▶ [Activity]: Search each line below for "text", then return the lines where it appears.

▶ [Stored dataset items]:

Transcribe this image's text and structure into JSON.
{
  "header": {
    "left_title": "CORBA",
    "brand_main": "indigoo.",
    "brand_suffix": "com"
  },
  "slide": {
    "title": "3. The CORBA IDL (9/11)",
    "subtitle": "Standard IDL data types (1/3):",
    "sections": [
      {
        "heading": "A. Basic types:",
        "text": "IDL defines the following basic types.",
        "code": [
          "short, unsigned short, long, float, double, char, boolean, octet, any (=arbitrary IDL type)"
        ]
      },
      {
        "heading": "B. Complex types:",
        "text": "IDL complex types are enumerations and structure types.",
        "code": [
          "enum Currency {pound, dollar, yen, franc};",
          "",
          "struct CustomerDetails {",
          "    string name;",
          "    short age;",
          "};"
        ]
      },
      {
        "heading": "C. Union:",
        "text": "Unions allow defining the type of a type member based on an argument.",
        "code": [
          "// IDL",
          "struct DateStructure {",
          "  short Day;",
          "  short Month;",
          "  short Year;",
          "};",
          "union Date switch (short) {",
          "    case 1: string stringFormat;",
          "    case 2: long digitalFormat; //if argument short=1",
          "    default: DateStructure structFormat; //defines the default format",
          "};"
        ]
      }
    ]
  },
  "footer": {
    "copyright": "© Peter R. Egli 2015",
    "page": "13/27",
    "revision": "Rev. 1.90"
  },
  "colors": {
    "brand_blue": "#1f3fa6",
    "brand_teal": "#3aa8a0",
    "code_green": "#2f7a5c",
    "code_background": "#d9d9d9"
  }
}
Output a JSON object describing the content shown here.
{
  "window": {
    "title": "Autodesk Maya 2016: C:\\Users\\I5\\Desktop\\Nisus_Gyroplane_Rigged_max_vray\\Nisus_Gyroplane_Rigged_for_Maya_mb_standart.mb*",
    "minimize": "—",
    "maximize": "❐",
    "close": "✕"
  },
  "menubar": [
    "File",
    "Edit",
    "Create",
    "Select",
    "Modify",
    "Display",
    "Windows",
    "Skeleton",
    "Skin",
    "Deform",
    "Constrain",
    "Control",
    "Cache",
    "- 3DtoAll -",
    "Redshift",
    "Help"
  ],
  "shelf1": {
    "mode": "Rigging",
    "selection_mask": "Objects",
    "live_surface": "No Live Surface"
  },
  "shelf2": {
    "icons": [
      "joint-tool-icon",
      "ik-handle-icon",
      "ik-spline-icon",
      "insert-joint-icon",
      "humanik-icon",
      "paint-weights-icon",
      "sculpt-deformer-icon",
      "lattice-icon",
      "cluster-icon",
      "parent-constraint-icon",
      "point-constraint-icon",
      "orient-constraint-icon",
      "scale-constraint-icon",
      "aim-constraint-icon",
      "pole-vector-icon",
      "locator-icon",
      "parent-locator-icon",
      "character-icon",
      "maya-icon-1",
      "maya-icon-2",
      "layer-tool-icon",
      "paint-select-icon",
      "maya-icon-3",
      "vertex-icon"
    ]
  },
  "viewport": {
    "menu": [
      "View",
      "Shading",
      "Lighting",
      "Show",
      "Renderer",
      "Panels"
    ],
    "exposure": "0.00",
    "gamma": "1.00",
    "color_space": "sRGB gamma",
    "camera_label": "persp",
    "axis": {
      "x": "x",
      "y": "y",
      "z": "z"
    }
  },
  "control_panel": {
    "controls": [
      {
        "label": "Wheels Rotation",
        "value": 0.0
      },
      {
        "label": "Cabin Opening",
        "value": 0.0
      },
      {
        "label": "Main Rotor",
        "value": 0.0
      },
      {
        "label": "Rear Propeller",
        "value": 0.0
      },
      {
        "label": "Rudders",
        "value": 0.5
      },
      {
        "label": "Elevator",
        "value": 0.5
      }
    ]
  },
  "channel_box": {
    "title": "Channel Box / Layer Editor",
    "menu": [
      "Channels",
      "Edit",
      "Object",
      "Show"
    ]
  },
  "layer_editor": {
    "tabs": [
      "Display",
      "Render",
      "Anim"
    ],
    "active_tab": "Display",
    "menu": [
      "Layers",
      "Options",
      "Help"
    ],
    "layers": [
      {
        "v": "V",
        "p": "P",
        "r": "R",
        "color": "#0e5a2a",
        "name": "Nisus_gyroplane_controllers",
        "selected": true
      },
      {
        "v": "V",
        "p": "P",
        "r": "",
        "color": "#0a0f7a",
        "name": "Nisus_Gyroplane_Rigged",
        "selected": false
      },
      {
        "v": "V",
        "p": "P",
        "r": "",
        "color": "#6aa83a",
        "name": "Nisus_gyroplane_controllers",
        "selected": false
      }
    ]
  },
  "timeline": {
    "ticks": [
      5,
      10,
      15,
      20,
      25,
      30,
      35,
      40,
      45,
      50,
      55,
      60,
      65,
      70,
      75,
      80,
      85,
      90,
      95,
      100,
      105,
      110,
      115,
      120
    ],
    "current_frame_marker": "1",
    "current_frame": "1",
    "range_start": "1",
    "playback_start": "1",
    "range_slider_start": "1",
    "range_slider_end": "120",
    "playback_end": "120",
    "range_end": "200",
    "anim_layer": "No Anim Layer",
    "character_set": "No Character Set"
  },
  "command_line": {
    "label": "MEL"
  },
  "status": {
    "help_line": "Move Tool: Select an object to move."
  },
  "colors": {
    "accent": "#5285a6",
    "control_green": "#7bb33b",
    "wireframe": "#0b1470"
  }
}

▶ [Answer to this task]:
Transcribe this image's text and structure into JSON.
        "text": "IDL defines the following basic types.",
        "text": "IDL complex types are enumerations and structure types.",
        "text": "Unions allow defining the type of a type member based on an argument.",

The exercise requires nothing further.